* DATA SUPPLIED:
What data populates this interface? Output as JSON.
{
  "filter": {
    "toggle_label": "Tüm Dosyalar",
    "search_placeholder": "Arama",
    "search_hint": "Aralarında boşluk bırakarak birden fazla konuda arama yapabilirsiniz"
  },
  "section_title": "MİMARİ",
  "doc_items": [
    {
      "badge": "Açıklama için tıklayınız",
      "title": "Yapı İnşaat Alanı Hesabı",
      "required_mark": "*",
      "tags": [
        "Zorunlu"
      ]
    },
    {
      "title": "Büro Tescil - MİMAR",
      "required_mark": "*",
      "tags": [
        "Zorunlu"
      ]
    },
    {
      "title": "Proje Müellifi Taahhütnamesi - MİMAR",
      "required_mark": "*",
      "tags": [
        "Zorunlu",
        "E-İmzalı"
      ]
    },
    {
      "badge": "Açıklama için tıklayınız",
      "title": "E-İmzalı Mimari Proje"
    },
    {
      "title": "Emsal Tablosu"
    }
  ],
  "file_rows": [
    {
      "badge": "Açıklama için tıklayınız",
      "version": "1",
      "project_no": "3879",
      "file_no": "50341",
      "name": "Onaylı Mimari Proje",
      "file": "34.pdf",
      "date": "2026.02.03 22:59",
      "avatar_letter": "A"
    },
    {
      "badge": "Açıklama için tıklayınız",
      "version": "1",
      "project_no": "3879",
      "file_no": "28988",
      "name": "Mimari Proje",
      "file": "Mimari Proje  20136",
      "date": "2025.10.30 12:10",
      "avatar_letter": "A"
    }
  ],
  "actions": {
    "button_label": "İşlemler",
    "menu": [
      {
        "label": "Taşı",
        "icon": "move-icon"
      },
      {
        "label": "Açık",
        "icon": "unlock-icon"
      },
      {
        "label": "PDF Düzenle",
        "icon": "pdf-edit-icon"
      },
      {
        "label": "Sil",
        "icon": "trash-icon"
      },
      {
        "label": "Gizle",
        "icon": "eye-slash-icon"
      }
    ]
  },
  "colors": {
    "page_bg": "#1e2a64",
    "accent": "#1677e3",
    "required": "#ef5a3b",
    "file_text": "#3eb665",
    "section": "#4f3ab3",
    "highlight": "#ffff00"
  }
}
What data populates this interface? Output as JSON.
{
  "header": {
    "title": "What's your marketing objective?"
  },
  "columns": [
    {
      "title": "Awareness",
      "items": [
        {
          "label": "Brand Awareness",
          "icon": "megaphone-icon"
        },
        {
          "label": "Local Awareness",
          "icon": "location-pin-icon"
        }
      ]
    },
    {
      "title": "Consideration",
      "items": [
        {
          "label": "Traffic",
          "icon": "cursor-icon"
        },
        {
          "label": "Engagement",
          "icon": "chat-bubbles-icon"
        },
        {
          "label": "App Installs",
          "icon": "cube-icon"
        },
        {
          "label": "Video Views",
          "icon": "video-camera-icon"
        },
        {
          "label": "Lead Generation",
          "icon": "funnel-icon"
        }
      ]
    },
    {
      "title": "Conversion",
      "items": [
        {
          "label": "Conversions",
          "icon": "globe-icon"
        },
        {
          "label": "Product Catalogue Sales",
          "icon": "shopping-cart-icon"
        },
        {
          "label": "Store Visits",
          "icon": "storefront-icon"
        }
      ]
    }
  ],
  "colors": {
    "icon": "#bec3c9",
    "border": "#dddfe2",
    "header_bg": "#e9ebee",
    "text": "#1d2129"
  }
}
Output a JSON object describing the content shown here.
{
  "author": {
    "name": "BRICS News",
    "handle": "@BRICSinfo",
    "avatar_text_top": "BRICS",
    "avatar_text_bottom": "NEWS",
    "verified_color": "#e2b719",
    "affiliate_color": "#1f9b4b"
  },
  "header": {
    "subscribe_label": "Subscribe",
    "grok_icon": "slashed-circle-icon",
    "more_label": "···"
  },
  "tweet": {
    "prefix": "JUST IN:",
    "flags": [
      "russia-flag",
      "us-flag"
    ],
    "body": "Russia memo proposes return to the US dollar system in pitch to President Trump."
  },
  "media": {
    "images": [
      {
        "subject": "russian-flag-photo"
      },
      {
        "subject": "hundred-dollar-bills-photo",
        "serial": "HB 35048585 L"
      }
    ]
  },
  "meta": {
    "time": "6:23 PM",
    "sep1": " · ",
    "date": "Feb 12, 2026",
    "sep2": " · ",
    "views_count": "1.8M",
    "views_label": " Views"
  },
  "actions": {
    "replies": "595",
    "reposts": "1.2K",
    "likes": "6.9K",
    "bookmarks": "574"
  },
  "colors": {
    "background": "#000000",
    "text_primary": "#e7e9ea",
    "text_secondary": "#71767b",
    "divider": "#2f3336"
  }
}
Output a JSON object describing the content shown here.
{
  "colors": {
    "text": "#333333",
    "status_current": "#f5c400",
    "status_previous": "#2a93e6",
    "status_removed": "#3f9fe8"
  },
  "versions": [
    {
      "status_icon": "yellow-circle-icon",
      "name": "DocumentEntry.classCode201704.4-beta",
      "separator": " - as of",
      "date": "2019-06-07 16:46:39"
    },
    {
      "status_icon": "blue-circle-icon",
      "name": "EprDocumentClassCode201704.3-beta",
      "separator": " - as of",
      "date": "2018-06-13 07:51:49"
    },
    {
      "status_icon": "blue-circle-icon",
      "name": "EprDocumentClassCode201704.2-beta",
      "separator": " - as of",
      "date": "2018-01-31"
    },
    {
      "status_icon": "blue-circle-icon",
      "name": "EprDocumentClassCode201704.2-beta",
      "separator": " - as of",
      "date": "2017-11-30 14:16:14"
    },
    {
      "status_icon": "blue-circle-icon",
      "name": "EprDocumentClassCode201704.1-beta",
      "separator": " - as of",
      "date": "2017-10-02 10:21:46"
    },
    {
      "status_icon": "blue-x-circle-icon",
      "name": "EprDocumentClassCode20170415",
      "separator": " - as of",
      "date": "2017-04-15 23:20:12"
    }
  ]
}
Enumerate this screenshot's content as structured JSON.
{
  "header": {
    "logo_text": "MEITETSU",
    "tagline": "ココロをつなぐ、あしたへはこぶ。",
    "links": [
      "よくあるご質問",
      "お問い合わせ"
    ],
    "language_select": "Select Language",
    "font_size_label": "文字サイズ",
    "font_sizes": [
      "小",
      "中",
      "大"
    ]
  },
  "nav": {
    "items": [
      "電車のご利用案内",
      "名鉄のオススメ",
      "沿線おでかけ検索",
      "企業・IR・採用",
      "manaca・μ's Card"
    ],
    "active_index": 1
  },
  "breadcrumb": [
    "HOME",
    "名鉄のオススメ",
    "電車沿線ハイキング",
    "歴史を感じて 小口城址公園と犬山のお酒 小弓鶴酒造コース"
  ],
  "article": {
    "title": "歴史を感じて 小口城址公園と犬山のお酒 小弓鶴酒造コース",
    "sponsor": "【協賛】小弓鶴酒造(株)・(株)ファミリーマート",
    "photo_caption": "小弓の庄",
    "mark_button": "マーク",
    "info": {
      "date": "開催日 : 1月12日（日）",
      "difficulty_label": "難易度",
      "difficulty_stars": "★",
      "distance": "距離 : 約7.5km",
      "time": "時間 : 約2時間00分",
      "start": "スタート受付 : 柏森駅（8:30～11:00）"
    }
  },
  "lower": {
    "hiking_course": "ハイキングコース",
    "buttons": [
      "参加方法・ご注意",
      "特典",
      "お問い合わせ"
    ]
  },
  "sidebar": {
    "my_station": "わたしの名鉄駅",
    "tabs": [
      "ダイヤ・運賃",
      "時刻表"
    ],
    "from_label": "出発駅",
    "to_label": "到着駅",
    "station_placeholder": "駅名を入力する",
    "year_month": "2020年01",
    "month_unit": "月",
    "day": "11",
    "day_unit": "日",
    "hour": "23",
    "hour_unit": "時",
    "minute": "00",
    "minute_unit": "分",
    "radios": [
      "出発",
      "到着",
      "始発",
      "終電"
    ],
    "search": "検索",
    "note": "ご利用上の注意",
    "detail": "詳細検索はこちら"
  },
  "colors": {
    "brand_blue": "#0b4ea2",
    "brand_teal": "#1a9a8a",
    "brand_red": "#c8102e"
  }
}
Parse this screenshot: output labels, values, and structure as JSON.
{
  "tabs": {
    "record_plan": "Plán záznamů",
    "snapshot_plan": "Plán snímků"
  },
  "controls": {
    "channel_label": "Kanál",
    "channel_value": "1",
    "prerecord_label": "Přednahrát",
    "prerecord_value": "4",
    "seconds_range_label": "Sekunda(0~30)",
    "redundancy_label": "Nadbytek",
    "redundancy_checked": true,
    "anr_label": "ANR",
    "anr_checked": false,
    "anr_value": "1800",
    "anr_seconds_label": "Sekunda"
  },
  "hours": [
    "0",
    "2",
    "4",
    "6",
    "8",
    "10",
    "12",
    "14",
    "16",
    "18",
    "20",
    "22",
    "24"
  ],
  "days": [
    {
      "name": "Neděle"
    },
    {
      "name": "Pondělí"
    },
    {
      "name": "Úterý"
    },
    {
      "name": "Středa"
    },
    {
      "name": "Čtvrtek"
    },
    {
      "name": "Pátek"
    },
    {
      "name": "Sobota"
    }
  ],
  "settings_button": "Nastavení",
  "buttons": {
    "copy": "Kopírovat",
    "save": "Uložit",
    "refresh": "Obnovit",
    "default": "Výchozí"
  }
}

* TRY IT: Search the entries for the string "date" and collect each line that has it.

* EXERCISE SOLUTION:
      "date": "2026.02.03 22:59",
      "date": "2025.10.30 12:10",
    "date": "Feb 12, 2026",
      "date": "2019-06-07 16:46:39"
      "date": "2018-06-13 07:51:49"
      "date": "2018-01-31"
      "date": "2017-11-30 14:16:14"
      "date": "2017-10-02 10:21:46"
      "date": "2017-04-15 23:20:12"
      "date": "開催日 : 1月12日（日）",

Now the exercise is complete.